[[ DATA SUPPLIED, beginning ]]

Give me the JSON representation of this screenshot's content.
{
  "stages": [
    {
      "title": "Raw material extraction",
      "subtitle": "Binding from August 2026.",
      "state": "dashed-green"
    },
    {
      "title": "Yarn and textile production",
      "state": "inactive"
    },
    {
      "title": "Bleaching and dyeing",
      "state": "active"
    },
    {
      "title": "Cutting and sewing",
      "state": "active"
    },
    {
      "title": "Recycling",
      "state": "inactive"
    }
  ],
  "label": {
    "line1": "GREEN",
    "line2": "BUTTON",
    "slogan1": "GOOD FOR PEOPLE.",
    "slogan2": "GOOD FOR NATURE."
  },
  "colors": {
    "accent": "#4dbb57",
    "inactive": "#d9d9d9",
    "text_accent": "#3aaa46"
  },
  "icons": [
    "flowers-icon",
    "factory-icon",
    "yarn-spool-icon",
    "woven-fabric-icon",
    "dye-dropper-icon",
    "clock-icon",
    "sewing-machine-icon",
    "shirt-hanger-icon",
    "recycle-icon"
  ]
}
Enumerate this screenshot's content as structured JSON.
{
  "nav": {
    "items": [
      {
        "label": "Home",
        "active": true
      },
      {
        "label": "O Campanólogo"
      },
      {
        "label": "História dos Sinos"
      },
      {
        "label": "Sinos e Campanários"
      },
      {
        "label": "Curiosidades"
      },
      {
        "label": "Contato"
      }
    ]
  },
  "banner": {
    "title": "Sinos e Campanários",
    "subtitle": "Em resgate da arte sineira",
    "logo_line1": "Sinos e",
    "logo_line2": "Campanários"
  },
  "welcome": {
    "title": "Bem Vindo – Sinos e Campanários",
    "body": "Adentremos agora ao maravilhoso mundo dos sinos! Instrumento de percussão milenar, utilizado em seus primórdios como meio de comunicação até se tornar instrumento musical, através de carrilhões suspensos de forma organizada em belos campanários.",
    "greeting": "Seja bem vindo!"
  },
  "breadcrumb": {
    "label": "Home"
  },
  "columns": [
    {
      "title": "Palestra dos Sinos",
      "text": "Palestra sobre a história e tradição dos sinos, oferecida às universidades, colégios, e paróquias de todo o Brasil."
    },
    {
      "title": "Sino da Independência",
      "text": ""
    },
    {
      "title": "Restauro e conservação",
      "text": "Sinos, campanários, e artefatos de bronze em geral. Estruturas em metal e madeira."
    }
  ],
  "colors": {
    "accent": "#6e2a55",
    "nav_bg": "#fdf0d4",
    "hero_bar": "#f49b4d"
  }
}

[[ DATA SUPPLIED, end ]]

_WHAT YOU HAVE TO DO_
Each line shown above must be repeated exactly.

_EXERCISE ANSWER_
Give me the JSON representation of this screenshot's content.
{
  "stages": [
    {
      "title": "Raw material extraction",
      "subtitle": "Binding from August 2026.",
      "state": "dashed-green"
    },
    {
      "title": "Yarn and textile production",
      "state": "inactive"
    },
    {
      "title": "Bleaching and dyeing",
      "state": "active"
    },
    {
      "title": "Cutting and sewing",
      "state": "active"
    },
    {
      "title": "Recycling",
      "state": "inactive"
    }
  ],
  "label": {
    "line1": "GREEN",
    "line2": "BUTTON",
    "slogan1": "GOOD FOR PEOPLE.",
    "slogan2": "GOOD FOR NATURE."
  },
  "colors": {
    "accent": "#4dbb57",
    "inactive": "#d9d9d9",
    "text_accent": "#3aaa46"
  },
  "icons": [
    "flowers-icon",
    "factory-icon",
    "yarn-spool-icon",
    "woven-fabric-icon",
    "dye-dropper-icon",
    "clock-icon",
    "sewing-machine-icon",
    "shirt-hanger-icon",
    "recycle-icon"
  ]
}
Enumerate this screenshot's content as structured JSON.
{
  "nav": {
    "items": [
      {
        "label": "Home",
        "active": true
      },
      {
        "label": "O Campanólogo"
      },
      {
        "label": "História dos Sinos"
      },
      {
        "label": "Sinos e Campanários"
      },
      {
        "label": "Curiosidades"
      },
      {
        "label": "Contato"
      }
    ]
  },
  "banner": {
    "title": "Sinos e Campanários",
    "subtitle": "Em resgate da arte sineira",
    "logo_line1": "Sinos e",
    "logo_line2": "Campanários"
  },
  "welcome": {
    "title": "Bem Vindo – Sinos e Campanários",
    "body": "Adentremos agora ao maravilhoso mundo dos sinos! Instrumento de percussão milenar, utilizado em seus primórdios como meio de comunicação até se tornar instrumento musical, através de carrilhões suspensos de forma organizada em belos campanários.",
    "greeting": "Seja bem vindo!"
  },
  "breadcrumb": {
    "label": "Home"
  },
  "columns": [
    {
      "title": "Palestra dos Sinos",
      "text": "Palestra sobre a história e tradição dos sinos, oferecida às universidades, colégios, e paróquias de todo o Brasil."
    },
    {
      "title": "Sino da Independência",
      "text": ""
    },
    {
      "title": "Restauro e conservação",
      "text": "Sinos, campanários, e artefatos de bronze em geral. Estruturas em metal e madeira."
    }
  ],
  "colors": {
    "accent": "#6e2a55",
    "nav_bg": "#fdf0d4",
    "hero_bar": "#f49b4d"
  }
}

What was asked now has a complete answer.